public void yourQuadraticTimeAlgoMethod (List<Integer> nums){ // This algorithm/method runs in quadratic time // because the time it takes to complete is // the input size squared. // For each element in the nums list, this method // will print the element n raised to the power of 2 times. // Ex: nums has 4 elements. Each element is the number 1. // 4^2 = 16 elements will be printed to the screen. // At completion, 16 number 1's will be printed: // Console: 1111111111111111 for(Integer n : nums){ for(Integer n : nums){ System.out.println(n); } } }

### Exponential Time: O(2ⁿ)

public void yourExponentialTimeAlgoMethod (int n){ // This algorithm/method runs in exponential time // because each return from this method makes // two calls to itself until the number one is reached. // If the size of n is greater than 1, then for // each int that n is above 1 two recursive calls // to this same method will be made. // Essentially there will be 2 method calls for every n // which evaluates to 2 to the power of n method calls or 2^n if(n <= 1){ return 1; } return yourExponentialTimeAlgoMethod(n-1) + yourExponentialTimeAlgoMethod(n-1); }

### Logarithmic Time: O(log n)

public int yourLogarithmicTimeAlgoMethod (int locateThisNum, int [] nums){ // This logarithmic time is difficult for me // to illustrate simply.

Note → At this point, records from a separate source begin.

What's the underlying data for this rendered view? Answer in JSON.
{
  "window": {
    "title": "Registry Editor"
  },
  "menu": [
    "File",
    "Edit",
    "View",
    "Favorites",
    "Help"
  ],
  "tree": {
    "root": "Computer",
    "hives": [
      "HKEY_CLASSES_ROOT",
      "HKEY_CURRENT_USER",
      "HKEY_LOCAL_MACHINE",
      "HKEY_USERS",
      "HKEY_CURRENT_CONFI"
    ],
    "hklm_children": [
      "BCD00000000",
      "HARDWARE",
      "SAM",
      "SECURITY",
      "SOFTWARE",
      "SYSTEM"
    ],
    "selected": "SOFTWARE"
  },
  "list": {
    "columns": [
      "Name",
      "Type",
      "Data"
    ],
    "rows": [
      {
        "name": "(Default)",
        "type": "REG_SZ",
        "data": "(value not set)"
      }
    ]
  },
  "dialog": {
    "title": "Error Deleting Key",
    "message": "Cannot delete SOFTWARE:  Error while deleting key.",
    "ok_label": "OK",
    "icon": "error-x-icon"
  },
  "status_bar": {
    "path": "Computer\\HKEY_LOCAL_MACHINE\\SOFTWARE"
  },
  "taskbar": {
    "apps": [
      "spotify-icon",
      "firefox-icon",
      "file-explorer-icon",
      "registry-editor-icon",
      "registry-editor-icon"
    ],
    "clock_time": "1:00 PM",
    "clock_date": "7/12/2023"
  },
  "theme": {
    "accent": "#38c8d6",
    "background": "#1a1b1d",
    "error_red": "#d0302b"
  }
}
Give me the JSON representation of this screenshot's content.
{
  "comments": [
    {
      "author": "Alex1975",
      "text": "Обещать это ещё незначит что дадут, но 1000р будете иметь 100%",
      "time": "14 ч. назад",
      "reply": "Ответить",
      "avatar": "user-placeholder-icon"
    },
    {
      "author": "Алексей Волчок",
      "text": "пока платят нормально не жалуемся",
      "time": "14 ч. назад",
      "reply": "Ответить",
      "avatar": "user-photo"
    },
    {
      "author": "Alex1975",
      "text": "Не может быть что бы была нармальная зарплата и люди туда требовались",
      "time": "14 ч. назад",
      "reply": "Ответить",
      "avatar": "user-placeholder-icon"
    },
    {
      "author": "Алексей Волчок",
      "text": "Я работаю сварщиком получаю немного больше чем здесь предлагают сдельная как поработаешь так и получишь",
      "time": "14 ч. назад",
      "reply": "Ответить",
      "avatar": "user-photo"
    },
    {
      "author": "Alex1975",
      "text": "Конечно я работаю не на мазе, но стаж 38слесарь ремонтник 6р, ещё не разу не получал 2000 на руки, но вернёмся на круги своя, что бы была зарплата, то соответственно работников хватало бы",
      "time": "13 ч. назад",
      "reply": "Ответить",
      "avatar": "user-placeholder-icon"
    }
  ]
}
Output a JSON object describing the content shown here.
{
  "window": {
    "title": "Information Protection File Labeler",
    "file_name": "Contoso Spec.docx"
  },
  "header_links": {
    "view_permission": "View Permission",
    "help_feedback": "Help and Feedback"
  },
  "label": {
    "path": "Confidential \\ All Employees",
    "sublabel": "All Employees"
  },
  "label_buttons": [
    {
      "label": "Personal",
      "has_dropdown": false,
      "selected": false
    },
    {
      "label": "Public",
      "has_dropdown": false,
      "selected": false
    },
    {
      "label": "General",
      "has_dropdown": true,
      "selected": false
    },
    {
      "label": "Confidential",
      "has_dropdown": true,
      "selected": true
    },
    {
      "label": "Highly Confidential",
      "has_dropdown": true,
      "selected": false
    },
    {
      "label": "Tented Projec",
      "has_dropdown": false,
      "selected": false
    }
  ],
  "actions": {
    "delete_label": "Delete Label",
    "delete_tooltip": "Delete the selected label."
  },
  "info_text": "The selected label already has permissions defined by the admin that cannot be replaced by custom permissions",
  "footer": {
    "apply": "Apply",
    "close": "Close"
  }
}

I'll use a binary // search algorithm to demonstrate. // Parts of this example will be psuedocode because // a complete implementation may lose meaning and // also because I'm lazy. int positionOfSearchedNum; int middleValueOfNums = getMiddleValue(nums); if(locateThisNum > middleValueOfNums){ int rightHalfOfNums = getRightHalfofNums(nums); positionOfSearchedNum = yourLogarithmicTimeAlgoMethod(locateThisNum, rightHalfOfNums); } if(locateThisNum < middleValueOfNums){ int leftHalfOfNums = getLeftHalfofNums(nums); positionOfSearchedNum = yourLogarithmicTimeAlgoMethod(locateThisNum, leftHalfOfNums); { return positionOfSearchedNum; // This algorithm/method runs in logarithmic time // because each call results in the number of // steps required to complete being halved. }

### Also…

Big O Notation is also used to calculate the space taken up by an algorithm during its execution (how much memory it uses). Space complexity is important when your code has to run on low spec devices like IoT devices. Space complexity is also important when you’re charged for your usage. For example if your code it running on a cloud service provider like AWS. Businesses care about Big O Notation, cause at scale, it saves them money. Since they care about it, if you’re going to be a dev you have to care about it too.

I’m not covering space complexity here but from what I can gather, the rules are nearly about the same. You shift from thinking about how many steps are taken to how many instances of this object currently exist.